Two weeks ago at the Re/code Code Conference in California, a product was released that attempts to take a device from well-known science fiction and turn it into a technological reality. Borrowing a page from Star Trek’s universal translator (i.e. the device that Captain Kirk used to communicate with all of the alien people encountered on the show), Microsoft introduced Skype Translator, which attempts to combine a speaking-based platform like Skype and computer-based translation into a near-real-time, cross-language conversation. Since this product/technology is still in a pre-beta version- functional, but far from ready for widespread use- it is difficult to tell just exactly how useful, or indeed, user-friendly this product could be. However, at quick look at the technology involved, reveals the opportunities this type of product holds for the future.
Technologically speaking, what this product does is employ a speech-to-text function combined with a machine-based translator. Essentially, these functions have, in some form or another, been present in Microsoft products, such as Windows and Office, for almost 15 years already. Thus attempting to marry them together on Skype only makes logical sense. Adding to the innovative aspect, what makes this different from typical machine-based translations that you would typically find, such as through Bing or Babelfish, is that the translation software has the ability to “learn” from its mistakes as well as “learn” a more thorough and complex understanding of languages themselves.
While this idea seems sensible enough on paper, adapting it to widespread usage is another matter. Both speech-to-text functions and machine-based translation applications have certain critical flaws. With any speech-to-text software, there is a potential problem in understanding what is being said, owing to the fact that languages have multiple dialects, pronunciations, regional colloquialisms; all the while speakers have different manners of speaking. As for machine-based translation, to a varying degree, all forms suffer from the same issue: understanding the proper meaning and usage of a language, such as the difference between the physical state of being “well” and the “well” that is used to gather water.
As the translation industry has exemplified double-digit growth rates for the last few years, it is understandable that larger tech players want to establish an industry presence. Additionally, for Western companies like Microsoft that have large business software and communication applications, building onto and blending these applications only makes logical sense, especially when considering that North America and Europe make up over 80% of the translation services market.
Still though, the Achilles’ heel in all of this lies in the fact that machine-based translation cannot replicate the skill and understanding of a human translator. In the business world, where facts and statements need to be definite and well understood by all parties, several minor errors (as were experienced in the 3-minute sample conversation used in Microsoft’s demonstration) are not acceptable. When a business needs to communicate across languages, the automatic choice for the foreseeable future needs to remain competent human translators, because accepting the work of a still-flawed technology is, to quote Mr. Spock, “highly illogical.”

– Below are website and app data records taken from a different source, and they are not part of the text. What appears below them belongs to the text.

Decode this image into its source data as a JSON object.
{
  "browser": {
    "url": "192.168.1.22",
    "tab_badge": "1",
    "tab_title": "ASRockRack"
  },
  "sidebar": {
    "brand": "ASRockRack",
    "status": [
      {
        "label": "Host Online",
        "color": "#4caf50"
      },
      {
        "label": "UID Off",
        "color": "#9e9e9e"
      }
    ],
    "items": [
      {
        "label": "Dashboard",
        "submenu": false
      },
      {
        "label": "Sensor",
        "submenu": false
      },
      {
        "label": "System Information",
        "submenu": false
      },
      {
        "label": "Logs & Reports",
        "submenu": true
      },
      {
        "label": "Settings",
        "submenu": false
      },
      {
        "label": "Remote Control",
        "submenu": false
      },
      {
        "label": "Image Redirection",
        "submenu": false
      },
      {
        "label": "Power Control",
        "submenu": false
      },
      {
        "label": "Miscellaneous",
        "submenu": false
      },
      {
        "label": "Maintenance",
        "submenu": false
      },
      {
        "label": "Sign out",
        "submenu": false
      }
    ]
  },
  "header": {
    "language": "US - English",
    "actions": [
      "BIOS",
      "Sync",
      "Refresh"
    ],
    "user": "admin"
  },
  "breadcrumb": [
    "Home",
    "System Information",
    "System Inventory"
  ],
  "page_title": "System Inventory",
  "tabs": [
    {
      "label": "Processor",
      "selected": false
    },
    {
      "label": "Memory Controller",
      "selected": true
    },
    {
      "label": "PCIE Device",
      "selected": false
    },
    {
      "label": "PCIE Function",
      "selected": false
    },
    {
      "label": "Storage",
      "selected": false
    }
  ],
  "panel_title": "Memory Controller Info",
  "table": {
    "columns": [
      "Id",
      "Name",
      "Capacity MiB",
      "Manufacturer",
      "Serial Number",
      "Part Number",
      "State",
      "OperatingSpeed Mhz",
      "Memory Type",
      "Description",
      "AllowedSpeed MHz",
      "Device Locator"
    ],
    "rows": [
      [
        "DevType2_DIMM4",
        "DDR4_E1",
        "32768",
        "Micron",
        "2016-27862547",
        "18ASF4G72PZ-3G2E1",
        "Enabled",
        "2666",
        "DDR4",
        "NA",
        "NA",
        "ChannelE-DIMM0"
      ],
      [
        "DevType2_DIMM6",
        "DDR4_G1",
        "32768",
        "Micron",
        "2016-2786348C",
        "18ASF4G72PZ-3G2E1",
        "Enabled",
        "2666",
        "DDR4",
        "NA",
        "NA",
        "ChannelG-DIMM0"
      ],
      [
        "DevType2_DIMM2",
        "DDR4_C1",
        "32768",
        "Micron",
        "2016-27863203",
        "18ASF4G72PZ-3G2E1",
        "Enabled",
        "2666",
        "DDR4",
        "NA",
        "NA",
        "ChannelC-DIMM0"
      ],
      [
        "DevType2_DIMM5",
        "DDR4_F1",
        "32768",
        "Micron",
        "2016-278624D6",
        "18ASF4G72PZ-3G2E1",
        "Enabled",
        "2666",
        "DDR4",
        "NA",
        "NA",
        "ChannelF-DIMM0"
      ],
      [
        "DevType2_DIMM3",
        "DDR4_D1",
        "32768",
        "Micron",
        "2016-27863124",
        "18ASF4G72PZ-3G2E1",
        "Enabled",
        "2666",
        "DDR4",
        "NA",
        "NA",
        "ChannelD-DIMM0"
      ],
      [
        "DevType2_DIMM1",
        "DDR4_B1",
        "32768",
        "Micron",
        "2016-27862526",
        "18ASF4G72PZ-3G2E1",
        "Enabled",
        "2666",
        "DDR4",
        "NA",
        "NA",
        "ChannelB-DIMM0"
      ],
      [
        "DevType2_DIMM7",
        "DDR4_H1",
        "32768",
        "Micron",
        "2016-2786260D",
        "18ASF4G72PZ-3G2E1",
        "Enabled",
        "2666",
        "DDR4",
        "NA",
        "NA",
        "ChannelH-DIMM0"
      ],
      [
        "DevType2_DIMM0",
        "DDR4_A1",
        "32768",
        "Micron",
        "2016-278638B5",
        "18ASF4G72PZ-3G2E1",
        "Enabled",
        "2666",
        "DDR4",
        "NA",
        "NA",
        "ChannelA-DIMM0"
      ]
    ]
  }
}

EVS Translations provides exactly that: professional business translation services when the language nuances matter.